Clergy members, naturally, enjoyed a great influence in the community and many clergy in New England were telling their congregations that the devil was among them in the form of witches. In Salem Village many of those who were executed were also opponents of the town minister Rev. Samuel Parris.

Medicine in the 17th century

Serious illness in the 17th century often meant certain death. Medical practices were primitive worldwide but even more backward here than in Europe. Infant mortality rates were ?%. Little of known about a number of physical illnesses and even less about mental illness. When faced with an illness they couldn't diagnose, doctors at the time usually proclaimed that the illness was due to the only other "known" at that time--witchcraft.

Possible Causes for the "possessed"

Many have speculated about the cause of the "strange fits" that affected the young women of Salem who were the chief accusers and trial witnesses-- mental illness, physical illness, and deception.

Arthur Miller in his play The Crucible, sets forth that the fits were lies to cover the fact that the girls were caught doing things forbidden by the church and in the case of Abigail Williams motivated by revenge for a scorned love.
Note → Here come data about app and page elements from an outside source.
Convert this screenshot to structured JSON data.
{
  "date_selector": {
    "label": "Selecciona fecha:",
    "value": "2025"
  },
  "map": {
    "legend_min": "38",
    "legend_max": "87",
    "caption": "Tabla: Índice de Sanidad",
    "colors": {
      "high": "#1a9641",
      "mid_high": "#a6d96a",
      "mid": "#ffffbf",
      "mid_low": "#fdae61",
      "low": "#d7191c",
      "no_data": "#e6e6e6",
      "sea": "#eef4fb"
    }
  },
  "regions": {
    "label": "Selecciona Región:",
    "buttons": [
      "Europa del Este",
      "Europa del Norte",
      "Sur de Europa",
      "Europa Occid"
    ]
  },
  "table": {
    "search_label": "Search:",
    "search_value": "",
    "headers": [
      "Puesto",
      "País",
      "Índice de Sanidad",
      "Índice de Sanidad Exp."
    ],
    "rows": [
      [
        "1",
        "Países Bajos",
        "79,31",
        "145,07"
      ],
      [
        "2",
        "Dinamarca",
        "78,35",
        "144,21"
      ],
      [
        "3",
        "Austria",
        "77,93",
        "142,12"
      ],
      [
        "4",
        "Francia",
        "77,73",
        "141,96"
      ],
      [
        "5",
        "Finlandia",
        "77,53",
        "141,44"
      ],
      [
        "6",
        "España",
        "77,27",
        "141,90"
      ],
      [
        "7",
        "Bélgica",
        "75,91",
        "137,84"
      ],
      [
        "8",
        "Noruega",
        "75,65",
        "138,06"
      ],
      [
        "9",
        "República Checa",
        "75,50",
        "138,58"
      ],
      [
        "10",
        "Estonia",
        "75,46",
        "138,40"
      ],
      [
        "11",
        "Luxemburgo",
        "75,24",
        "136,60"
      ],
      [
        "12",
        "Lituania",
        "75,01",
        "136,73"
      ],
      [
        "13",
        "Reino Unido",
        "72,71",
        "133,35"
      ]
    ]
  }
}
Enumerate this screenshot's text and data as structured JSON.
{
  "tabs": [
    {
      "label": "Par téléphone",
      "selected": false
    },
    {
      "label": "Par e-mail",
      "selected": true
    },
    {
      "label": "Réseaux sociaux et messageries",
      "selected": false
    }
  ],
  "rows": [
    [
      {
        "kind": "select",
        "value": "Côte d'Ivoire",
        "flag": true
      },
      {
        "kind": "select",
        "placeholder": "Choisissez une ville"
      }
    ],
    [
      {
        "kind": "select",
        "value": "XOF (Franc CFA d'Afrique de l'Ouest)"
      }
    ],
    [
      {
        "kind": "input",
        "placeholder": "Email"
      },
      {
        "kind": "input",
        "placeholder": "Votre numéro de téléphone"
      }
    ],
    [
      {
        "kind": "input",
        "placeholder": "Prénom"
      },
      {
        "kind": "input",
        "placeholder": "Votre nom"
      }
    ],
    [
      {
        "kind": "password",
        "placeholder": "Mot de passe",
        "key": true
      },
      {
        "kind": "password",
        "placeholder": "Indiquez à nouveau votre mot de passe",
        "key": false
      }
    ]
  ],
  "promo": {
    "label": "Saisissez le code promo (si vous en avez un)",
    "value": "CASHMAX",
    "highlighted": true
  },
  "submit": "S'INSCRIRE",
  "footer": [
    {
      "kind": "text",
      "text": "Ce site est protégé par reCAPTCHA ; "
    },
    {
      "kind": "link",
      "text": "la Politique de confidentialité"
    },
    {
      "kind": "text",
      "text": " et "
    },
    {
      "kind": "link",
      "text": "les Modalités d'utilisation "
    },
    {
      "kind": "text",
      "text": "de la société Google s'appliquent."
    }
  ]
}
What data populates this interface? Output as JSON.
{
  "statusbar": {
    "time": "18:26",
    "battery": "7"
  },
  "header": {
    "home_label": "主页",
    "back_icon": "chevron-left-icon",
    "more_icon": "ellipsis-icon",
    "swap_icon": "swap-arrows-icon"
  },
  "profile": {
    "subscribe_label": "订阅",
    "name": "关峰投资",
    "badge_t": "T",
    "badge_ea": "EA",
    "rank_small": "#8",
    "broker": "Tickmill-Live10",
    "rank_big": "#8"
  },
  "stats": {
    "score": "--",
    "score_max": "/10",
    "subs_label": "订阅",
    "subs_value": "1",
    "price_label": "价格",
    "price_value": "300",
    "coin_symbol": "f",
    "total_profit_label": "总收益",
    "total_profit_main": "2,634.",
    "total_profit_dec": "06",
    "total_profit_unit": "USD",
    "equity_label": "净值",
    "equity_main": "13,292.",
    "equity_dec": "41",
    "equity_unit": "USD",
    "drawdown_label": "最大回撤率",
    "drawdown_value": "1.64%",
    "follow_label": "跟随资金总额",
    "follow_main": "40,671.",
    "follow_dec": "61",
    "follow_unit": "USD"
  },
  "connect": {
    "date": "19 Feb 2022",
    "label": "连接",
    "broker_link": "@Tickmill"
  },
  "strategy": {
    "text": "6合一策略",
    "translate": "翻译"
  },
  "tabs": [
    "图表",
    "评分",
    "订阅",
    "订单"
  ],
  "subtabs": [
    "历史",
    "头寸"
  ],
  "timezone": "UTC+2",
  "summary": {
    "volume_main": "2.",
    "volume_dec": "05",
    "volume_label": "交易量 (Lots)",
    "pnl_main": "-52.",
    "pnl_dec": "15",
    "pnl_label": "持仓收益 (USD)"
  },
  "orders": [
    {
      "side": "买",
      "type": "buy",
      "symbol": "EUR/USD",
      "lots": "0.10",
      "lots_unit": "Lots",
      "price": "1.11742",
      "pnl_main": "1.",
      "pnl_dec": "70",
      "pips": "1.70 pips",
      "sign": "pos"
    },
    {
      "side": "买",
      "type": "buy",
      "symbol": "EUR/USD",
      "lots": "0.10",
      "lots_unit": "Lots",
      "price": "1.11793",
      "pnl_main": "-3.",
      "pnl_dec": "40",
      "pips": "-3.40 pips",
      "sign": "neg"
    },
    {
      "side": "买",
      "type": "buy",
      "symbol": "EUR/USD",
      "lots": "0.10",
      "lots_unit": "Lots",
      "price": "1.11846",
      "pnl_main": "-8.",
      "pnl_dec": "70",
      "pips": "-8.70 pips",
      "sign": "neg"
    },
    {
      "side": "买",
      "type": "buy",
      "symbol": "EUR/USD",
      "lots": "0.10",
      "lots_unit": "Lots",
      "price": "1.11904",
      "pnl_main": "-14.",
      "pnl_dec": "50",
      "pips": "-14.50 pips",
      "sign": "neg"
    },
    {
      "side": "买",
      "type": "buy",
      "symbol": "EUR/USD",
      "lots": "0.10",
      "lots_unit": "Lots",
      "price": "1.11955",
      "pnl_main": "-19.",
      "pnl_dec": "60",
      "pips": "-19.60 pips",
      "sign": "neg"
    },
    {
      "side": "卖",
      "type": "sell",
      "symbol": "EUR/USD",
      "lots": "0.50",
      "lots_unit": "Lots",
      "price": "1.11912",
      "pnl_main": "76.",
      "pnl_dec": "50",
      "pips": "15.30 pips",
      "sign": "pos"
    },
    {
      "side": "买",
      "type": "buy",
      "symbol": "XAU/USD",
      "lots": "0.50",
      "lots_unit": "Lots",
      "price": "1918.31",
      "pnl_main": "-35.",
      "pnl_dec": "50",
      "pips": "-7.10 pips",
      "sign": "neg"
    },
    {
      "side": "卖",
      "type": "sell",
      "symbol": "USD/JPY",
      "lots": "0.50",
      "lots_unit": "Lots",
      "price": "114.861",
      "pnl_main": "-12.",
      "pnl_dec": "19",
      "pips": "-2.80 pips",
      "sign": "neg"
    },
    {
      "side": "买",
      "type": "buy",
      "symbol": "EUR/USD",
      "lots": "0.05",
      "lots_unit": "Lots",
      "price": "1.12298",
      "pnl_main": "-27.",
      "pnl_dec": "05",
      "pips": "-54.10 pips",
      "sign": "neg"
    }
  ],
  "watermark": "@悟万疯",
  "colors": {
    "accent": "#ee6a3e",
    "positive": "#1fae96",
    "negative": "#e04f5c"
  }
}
In reality, Abigail Williams, a girl of 12, would be unlikely to be romantically scorned by John Proctor. His servant Mary Warren, however, may have had just cause for revenge as transcripts show that he very likely beat her for not working hard enough.

In her paper in Science Magazine, Linda Caporeal [Science Magazine, April 2, 1976] suggests a very real physical illness brought on by ergot poisoning. Ergot is a fungus found naturally in rye in years when weather has been especially wet followed by a very hot period. In the 17th century most people ate rye bread as wheat was far too expensive for all but the wealthiest families. The ergot fungus would be ground into the rye at milling time and eaten by many a villager. Those of small stature, women and children are more susceptible to ergot poisoning. Ergot contains among other things lysergic acid (also a base component of the drug LSD) and symptoms include hallucinations, violent fits, choking, and an itching, crawling or pinching sensation on the skin.


Salem Village Divided

Boyer, Paul and Stephen Nissenbaum in Salem Possessed: The Social Origins of Witchcraft. [Cambridge: Harvard University Press, 1974] provide us with a look at Salem Village and its factions. This book suggests there the town was largely divided into two factions, those who opposed the appointment of Rev. Parris and those who were in favor of it. Those who favored Parris were also the same people who were in control of the trials. Many of those who opposed him were also those who spoke out against the trials. Many of the outspoken who had the nerve to publicly state that either the trials were a sham or even that they did not believe in witches typically found themselves the next accused.